The updated warning label for Uloric included a boxed warning for fatal heart attacks and cardiovascular death.8 It also narrowed the approved use of Uloric to patients who had already tried Zyloprim and who either did not respond to it or had suffered one of Zyloprim’s side effects.
4. Risks and symptoms of a heart attack
Heart attacks are some of the most severe heart conditions that you can ever suffer. They involve a loss of blood flow to one of the chambers in the heart. The loss of blood flow can damage the tissues in the heart and cause a cardiac arrest – where the heart stops working, completely.
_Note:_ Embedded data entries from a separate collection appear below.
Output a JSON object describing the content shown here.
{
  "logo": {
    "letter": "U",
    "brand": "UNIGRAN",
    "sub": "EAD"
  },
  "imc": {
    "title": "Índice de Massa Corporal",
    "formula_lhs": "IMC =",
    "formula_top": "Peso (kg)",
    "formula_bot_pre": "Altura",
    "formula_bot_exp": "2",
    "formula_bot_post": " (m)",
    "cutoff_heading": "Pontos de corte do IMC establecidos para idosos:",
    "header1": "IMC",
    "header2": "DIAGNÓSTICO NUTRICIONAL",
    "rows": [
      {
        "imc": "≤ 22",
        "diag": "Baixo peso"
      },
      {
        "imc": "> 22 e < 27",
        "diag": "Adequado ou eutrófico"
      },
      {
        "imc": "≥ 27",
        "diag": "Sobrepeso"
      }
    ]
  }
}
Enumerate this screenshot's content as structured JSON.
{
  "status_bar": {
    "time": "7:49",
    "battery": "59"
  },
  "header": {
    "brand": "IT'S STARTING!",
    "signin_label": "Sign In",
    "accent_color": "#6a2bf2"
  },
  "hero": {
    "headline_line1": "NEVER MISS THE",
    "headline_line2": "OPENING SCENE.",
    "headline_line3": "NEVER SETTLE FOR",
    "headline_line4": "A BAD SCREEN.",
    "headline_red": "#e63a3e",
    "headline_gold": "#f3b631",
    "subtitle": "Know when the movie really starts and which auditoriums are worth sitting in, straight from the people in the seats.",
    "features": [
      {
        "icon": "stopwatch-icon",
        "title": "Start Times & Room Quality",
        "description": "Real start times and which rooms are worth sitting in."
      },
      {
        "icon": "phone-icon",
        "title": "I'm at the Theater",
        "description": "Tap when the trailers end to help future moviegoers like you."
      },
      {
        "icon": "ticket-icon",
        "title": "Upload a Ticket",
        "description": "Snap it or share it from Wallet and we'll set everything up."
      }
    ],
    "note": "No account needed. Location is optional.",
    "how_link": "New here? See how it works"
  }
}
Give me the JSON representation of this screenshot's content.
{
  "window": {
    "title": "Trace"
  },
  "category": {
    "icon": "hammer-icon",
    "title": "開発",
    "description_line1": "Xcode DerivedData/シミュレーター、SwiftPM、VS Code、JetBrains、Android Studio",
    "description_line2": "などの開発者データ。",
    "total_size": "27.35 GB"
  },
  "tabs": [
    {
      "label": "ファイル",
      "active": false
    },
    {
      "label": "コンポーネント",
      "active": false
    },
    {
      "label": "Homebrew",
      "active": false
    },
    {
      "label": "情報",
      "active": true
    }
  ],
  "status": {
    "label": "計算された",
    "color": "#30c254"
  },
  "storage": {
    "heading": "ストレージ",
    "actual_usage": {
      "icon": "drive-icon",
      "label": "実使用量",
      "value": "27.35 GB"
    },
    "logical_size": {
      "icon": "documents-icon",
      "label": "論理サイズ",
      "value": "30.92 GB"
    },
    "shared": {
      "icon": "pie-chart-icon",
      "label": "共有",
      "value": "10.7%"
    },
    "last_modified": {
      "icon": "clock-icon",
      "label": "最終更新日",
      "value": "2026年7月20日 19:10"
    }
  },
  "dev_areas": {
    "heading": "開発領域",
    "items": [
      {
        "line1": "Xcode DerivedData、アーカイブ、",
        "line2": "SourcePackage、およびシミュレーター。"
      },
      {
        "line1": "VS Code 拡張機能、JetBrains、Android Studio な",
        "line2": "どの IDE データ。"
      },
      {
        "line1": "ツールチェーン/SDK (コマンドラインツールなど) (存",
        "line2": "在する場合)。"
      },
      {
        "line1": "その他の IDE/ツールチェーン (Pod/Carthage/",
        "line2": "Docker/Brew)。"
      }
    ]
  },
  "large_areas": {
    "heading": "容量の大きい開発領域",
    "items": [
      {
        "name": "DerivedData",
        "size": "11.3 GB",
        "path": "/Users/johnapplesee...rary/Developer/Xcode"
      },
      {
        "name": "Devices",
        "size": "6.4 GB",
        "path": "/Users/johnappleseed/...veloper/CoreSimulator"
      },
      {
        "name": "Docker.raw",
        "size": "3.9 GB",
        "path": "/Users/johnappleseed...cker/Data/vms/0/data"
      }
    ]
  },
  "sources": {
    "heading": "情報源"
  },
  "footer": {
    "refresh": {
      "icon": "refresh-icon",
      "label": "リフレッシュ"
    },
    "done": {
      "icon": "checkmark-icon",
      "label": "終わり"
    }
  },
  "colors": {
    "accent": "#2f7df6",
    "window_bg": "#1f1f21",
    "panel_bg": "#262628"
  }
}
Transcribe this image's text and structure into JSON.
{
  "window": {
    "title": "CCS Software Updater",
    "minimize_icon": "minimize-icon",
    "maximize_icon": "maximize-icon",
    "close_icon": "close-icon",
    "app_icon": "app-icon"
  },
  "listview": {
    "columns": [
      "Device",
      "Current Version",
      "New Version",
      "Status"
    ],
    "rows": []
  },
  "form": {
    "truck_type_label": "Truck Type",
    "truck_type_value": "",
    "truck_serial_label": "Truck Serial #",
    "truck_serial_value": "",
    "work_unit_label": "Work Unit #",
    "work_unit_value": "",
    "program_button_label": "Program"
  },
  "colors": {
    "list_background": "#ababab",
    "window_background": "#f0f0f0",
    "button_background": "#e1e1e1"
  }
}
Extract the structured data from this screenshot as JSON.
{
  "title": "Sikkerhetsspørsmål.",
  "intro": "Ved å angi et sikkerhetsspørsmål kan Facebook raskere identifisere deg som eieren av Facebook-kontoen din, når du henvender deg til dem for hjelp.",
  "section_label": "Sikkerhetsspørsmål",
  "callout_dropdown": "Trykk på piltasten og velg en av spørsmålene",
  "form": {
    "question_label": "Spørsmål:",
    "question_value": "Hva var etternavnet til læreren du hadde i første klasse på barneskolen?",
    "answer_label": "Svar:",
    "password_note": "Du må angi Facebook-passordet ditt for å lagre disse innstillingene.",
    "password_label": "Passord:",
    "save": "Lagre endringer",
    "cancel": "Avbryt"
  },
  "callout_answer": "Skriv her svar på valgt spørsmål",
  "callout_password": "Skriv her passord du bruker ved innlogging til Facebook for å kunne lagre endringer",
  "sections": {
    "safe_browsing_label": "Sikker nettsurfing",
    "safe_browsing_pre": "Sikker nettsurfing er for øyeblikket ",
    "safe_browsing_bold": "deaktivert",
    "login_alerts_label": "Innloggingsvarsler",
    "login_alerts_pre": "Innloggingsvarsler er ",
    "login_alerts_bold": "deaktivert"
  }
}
Without immediate medical care, a heart attack can be fatal.
The symptoms of a heart attack include:
- Pressure or pain the chest, which can travel to the shoulder, back, arm, neck, or jaw,
- Trouble breathing,
- Nausea, and
- Lightheadedness or feeling faint.
Approximately one in ten heart attacks are fatal. The heart damage sustained during a heart attack, however, can drastically reduce a victim’s life expectancy.
People who have suffered a heart attack from Uloric may be entitled to compensation. Lawsuits are being filed against Uloric’s manufacturer, Takeda Pharmaceutical Co., for failing to warn doctors and patients of the risks of a heart attack that come with taking Uloric. These Uloric lawsuits aim to recover compensation for the losses suffered by victims, including for their:
- Medical expenses,
- Lost wages,
- Reduced earning capacity in the future,
- Physical pain,
- Mental and emotional suffering, and
- Their family’s loss of consortium and companionship.
Many of these lawsuits are wrongful death claims, brought on behalf of a deceased victim by their family.
The defective drug lawyers at the Shouse Law Office can help you file a lawsuit if you have taken Uloric and suffered a heart attack. Call them at soon: The statute of limitations for these claims is running.
- FDA Approval Letter for Uloric – 2009.
- FDA Warning Label for Uloric – 2009.
- See note 1.
- See note 1.
- Cardiovascular Safety of Febuxostat and Allopurinol in Participants With Gout and Cardiovascular Comorbidities.
- See note 5. See also Choi H, Neogi T, Stamp L, Dalbeth N, Terkeltaub R, “New Perspectives in Rheumatology: Implications of the Cardiovascular Safety of Febuxostat and Allopurinol in Patients With Gout and Cardiovascular Morbidities Trial and the Associated Food and Drug Administration Public Safety Alert,” Arthritis Rheumatology 70(11):1702-9 (November 2018).
- FDA Drug Safety Communication, “FDA adds Boxed Warning for increased risk of death with gout medicine Uloric (febuxostat),” (February 21, 2019).
- FDA Warning Label for Uloric – 2019.